WORK ITEM: What you return must be the complete listing, unchanged.

MATERIAL FOR THIS TASK:
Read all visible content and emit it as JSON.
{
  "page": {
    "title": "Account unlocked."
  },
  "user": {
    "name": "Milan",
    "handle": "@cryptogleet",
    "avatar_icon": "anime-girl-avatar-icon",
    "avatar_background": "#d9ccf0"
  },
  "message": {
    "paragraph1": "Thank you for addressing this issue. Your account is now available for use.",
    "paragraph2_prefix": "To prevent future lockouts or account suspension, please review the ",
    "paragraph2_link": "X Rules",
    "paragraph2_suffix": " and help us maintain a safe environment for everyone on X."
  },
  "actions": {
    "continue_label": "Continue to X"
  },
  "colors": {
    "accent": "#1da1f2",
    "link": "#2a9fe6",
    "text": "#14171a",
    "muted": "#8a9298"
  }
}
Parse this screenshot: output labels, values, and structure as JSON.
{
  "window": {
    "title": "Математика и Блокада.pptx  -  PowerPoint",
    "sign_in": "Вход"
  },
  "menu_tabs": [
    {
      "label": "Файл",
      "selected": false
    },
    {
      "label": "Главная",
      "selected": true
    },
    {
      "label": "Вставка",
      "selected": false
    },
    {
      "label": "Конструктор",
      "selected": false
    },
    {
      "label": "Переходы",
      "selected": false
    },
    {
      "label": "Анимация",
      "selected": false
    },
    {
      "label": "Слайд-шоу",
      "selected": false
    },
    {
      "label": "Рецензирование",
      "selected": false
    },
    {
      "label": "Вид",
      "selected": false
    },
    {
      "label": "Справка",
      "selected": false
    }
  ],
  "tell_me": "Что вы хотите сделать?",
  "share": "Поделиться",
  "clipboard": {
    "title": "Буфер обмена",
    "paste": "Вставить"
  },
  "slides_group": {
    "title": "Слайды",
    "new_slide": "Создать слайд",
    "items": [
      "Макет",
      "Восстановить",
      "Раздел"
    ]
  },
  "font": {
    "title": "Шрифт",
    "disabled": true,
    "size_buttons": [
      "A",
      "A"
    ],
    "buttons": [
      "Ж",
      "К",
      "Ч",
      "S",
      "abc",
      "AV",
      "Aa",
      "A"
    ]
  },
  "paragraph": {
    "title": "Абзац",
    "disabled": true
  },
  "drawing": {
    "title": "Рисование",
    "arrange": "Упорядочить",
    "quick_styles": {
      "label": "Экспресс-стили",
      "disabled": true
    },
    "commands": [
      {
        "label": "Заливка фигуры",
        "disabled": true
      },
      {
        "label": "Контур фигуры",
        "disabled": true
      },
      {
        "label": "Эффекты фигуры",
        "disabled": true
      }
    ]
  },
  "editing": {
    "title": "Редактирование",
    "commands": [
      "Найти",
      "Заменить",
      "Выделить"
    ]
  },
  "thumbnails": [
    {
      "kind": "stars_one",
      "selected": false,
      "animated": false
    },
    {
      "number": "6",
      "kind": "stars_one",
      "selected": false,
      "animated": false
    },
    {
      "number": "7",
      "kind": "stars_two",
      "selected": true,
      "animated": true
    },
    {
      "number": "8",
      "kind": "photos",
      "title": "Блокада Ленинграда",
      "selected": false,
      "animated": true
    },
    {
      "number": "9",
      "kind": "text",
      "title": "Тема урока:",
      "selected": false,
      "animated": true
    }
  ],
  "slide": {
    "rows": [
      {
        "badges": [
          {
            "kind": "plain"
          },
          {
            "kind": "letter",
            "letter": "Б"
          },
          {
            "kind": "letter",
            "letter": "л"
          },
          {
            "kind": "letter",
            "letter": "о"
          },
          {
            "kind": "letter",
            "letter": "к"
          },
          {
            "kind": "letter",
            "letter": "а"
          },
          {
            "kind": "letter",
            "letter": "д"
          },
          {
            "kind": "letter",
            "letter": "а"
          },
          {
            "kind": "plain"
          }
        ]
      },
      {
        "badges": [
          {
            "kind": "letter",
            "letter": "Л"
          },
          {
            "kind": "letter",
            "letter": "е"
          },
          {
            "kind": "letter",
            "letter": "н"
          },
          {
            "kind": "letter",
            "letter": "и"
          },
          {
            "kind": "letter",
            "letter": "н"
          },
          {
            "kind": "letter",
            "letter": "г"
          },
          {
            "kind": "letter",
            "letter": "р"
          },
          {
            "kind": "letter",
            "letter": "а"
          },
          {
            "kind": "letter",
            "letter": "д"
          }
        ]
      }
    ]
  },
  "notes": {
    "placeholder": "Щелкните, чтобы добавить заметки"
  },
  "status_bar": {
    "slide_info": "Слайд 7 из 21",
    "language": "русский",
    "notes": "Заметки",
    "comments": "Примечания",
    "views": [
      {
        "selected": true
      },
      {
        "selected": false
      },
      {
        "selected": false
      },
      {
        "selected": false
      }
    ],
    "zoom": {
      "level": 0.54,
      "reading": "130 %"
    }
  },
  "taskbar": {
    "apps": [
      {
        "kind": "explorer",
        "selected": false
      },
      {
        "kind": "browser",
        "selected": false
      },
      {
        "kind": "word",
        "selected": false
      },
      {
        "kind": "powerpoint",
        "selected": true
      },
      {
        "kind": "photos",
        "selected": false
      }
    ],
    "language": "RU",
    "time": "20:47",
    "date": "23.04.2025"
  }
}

SOLUTION TO THE PROBLEM:
Read all visible content and emit it as JSON.
{
  "page": {
    "title": "Account unlocked."
  },
  "user": {
    "name": "Milan",
    "handle": "@cryptogleet",
    "avatar_icon": "anime-girl-avatar-icon",
    "avatar_background": "#d9ccf0"
  },
  "message": {
    "paragraph1": "Thank you for addressing this issue. Your account is now available for use.",
    "paragraph2_prefix": "To prevent future lockouts or account suspension, please review the ",
    "paragraph2_link": "X Rules",
    "paragraph2_suffix": " and help us maintain a safe environment for everyone on X."
  },
  "actions": {
    "continue_label": "Continue to X"
  },
  "colors": {
    "accent": "#1da1f2",
    "link": "#2a9fe6",
    "text": "#14171a",
    "muted": "#8a9298"
  }
}
Parse this screenshot: output labels, values, and structure as JSON.
{
  "window": {
    "title": "Математика и Блокада.pptx  -  PowerPoint",
    "sign_in": "Вход"
  },
  "menu_tabs": [
    {
      "label": "Файл",
      "selected": false
    },
    {
      "label": "Главная",
      "selected": true
    },
    {
      "label": "Вставка",
      "selected": false
    },
    {
      "label": "Конструктор",
      "selected": false
    },
    {
      "label": "Переходы",
      "selected": false
    },
    {
      "label": "Анимация",
      "selected": false
    },
    {
      "label": "Слайд-шоу",
      "selected": false
    },
    {
      "label": "Рецензирование",
      "selected": false
    },
    {
      "label": "Вид",
      "selected": false
    },
    {
      "label": "Справка",
      "selected": false
    }
  ],
  "tell_me": "Что вы хотите сделать?",
  "share": "Поделиться",
  "clipboard": {
    "title": "Буфер обмена",
    "paste": "Вставить"
  },
  "slides_group": {
    "title": "Слайды",
    "new_slide": "Создать слайд",
    "items": [
      "Макет",
      "Восстановить",
      "Раздел"
    ]
  },
  "font": {
    "title": "Шрифт",
    "disabled": true,
    "size_buttons": [
      "A",
      "A"
    ],
    "buttons": [
      "Ж",
      "К",
      "Ч",
      "S",
      "abc",
      "AV",
      "Aa",
      "A"
    ]
  },
  "paragraph": {
    "title": "Абзац",
    "disabled": true
  },
  "drawing": {
    "title": "Рисование",
    "arrange": "Упорядочить",
    "quick_styles": {
      "label": "Экспресс-стили",
      "disabled": true
    },
    "commands": [
      {
        "label": "Заливка фигуры",
        "disabled": true
      },
      {
        "label": "Контур фигуры",
        "disabled": true
      },
      {
        "label": "Эффекты фигуры",
        "disabled": true
      }
    ]
  },
  "editing": {
    "title": "Редактирование",
    "commands": [
      "Найти",
      "Заменить",
      "Выделить"
    ]
  },
  "thumbnails": [
    {
      "kind": "stars_one",
      "selected": false,
      "animated": false
    },
    {
      "number": "6",
      "kind": "stars_one",
      "selected": false,
      "animated": false
    },
    {
      "number": "7",
      "kind": "stars_two",
      "selected": true,
      "animated": true
    },
    {
      "number": "8",
      "kind": "photos",
      "title": "Блокада Ленинграда",
      "selected": false,
      "animated": true
    },
    {
      "number": "9",
      "kind": "text",
      "title": "Тема урока:",
      "selected": false,
      "animated": true
    }
  ],
  "slide": {
    "rows": [
      {
        "badges": [
          {
            "kind": "plain"
          },
          {
            "kind": "letter",
            "letter": "Б"
          },
          {
            "kind": "letter",
            "letter": "л"
          },
          {
            "kind": "letter",
            "letter": "о"
          },
          {
            "kind": "letter",
            "letter": "к"
          },
          {
            "kind": "letter",
            "letter": "а"
          },
          {
            "kind": "letter",
            "letter": "д"
          },
          {
            "kind": "letter",
            "letter": "а"
          },
          {
            "kind": "plain"
          }
        ]
      },
      {
        "badges": [
          {
            "kind": "letter",
            "letter": "Л"
          },
          {
            "kind": "letter",
            "letter": "е"
          },
          {
            "kind": "letter",
            "letter": "н"
          },
          {
            "kind": "letter",
            "letter": "и"
          },
          {
            "kind": "letter",
            "letter": "н"
          },
          {
            "kind": "letter",
            "letter": "г"
          },
          {
            "kind": "letter",
            "letter": "р"
          },
          {
            "kind": "letter",
            "letter": "а"
          },
          {
            "kind": "letter",
            "letter": "д"
          }
        ]
      }
    ]
  },
  "notes": {
    "placeholder": "Щелкните, чтобы добавить заметки"
  },
  "status_bar": {
    "slide_info": "Слайд 7 из 21",
    "language": "русский",
    "notes": "Заметки",
    "comments": "Примечания",
    "views": [
      {
        "selected": true
      },
      {
        "selected": false
      },
      {
        "selected": false
      },
      {
        "selected": false
      }
    ],
    "zoom": {
      "level": 0.54,
      "reading": "130 %"
    }
  },
  "taskbar": {
    "apps": [
      {
        "kind": "explorer",
        "selected": false
      },
      {
        "kind": "browser",
        "selected": false
      },
      {
        "kind": "word",
        "selected": false
      },
      {
        "kind": "powerpoint",
        "selected": true
      },
      {
        "kind": "photos",
        "selected": false
      }
    ],
    "language": "RU",
    "time": "20:47",
    "date": "23.04.2025"
  }
}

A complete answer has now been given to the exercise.